Full House

A range of appetites — lust to dust — happening here. The crab spider has snagged a fly for supper and a pair of blister beetles are busy making baby beetles. Meanwhile, almost out of sight, another beetle minding its own business.

Blister beetles (one of the longhorn beetles) are a staple of our roses. Judging by last summer each rose will soon house at least one.

Mating longhorn beetles with unidentified beetle

Although the beetles didn’t pay me any attention the crab spider was more alert and started to drag her meal off the petal.

Crab spider & fly and longhorn beetles

Crab sider and fly

The spider settled down after a few minutes and hauled her catch back up again.

Full house

Next time you pass a blossom take a second look — who’s living in your flowers?

Blister beetle   Lytta spp. ?
Goldenrod crab spider   Misumena vatia
Prickly wild rose   Rosa acicularis        (Provincial flower of Alberta)


Hang ‘Em High

On a trip to the desert yesterday with Jeff I found this speckled spider dangling in a clump of brittlebush. She was almost invisible among the flower stalks.

Using Jeff’s macro lens I was (sort of) able to capture her and parts of her web. A very shallow depth of field turned the clusters of sun-yellow flowers into a pale backdrop.

I handheld the big lens — it weighs more than the camera — so the focus is a tad off. But I’m pleased. Don’t know what the spider thought of it. 🙂

Who You Be?

Looking for green lily buds my eyes landed on a stem tipped with this amazing (to me) spider.

Most spiders I meet are rather plain and dark but this one shouted: Look at me! Orange. Yellow. Lime. Black spots!

BugGuide had a name: I’d found a female sixspotted orbweaver.

Unfortunately the name was about it. As for many creepy crawlers, information about their lives is lacking. Not as interesting — or as easy — to study as trees or toads or bears, I guess.

While still revelling in my “rare” find, Ma Nature hit me again.
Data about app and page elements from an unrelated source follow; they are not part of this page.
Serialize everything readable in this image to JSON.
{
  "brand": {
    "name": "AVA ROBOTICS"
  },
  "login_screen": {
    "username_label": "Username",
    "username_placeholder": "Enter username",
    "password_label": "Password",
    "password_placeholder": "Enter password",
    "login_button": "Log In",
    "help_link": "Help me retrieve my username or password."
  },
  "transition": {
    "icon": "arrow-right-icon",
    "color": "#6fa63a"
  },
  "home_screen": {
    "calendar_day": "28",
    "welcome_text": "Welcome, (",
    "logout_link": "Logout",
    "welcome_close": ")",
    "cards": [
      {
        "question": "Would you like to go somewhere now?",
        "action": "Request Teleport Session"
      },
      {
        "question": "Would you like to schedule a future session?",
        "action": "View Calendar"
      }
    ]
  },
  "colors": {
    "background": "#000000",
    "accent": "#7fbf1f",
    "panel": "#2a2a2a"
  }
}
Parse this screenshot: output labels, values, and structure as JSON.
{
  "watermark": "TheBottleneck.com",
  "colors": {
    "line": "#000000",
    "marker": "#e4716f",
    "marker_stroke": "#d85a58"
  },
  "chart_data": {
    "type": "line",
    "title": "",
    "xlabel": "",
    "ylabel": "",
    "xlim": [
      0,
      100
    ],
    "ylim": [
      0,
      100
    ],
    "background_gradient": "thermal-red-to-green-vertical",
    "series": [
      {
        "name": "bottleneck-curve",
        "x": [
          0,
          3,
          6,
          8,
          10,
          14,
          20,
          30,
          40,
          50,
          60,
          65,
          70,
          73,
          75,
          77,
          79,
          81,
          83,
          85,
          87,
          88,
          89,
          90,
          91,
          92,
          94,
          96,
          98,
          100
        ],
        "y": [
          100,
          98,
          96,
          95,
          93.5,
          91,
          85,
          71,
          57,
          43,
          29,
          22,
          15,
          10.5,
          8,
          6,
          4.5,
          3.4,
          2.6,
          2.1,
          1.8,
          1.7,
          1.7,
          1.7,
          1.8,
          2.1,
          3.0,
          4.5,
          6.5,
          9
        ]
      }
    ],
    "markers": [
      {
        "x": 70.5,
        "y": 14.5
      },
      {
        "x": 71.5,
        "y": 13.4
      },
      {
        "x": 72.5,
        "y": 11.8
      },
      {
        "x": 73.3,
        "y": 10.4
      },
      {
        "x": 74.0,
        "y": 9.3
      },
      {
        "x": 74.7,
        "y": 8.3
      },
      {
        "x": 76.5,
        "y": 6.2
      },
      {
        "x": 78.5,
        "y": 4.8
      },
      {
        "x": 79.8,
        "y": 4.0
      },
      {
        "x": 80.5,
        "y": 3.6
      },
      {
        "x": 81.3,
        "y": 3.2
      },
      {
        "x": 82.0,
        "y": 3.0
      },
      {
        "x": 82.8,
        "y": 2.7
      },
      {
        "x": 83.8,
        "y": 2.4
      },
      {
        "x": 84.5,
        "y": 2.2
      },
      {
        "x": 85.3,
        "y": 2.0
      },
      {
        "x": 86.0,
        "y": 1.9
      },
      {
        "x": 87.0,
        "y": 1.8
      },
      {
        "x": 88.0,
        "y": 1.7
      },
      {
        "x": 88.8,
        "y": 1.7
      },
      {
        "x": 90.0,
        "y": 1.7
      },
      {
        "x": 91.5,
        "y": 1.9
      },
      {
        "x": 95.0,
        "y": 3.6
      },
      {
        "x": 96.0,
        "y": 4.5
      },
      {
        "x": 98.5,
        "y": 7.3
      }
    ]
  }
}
The next day I brushed against a stem in the garden and found another sixspot dangling from my finger.

A reminder that seeing is more than looking.

Sixspotted orbweaver   Araniella displicata
Green lily   Zygadenus elegans

Welcome to My Parlour

Poet Mary Howit knew a thing or three about spiders. She would have seen this dew-laden silk and dark doorway for the trap it is.

In 1829 she penned lines that became one of the most quoted warnings about false flattery:

“Will you walk into my parlour?” said the Spider to the Fly, 
‘Tis the prettiest little parlour that ever you did spy; 

We all know what happened to the fly.

Whose parlour are you sitting in?

Wolf Spider

Padded jacket, gloves, wool scarf, balaclava, boots. I’m still cold. The north wind finds all the cracks in my clothing.

I crawl through the barbwire fence and hike to the trees. Squat on the lee side of an old poplar.

I’m not the first one here: Spread-eagled on the trunk, a wolf spider.

We sit in companionable silence.

Alone together.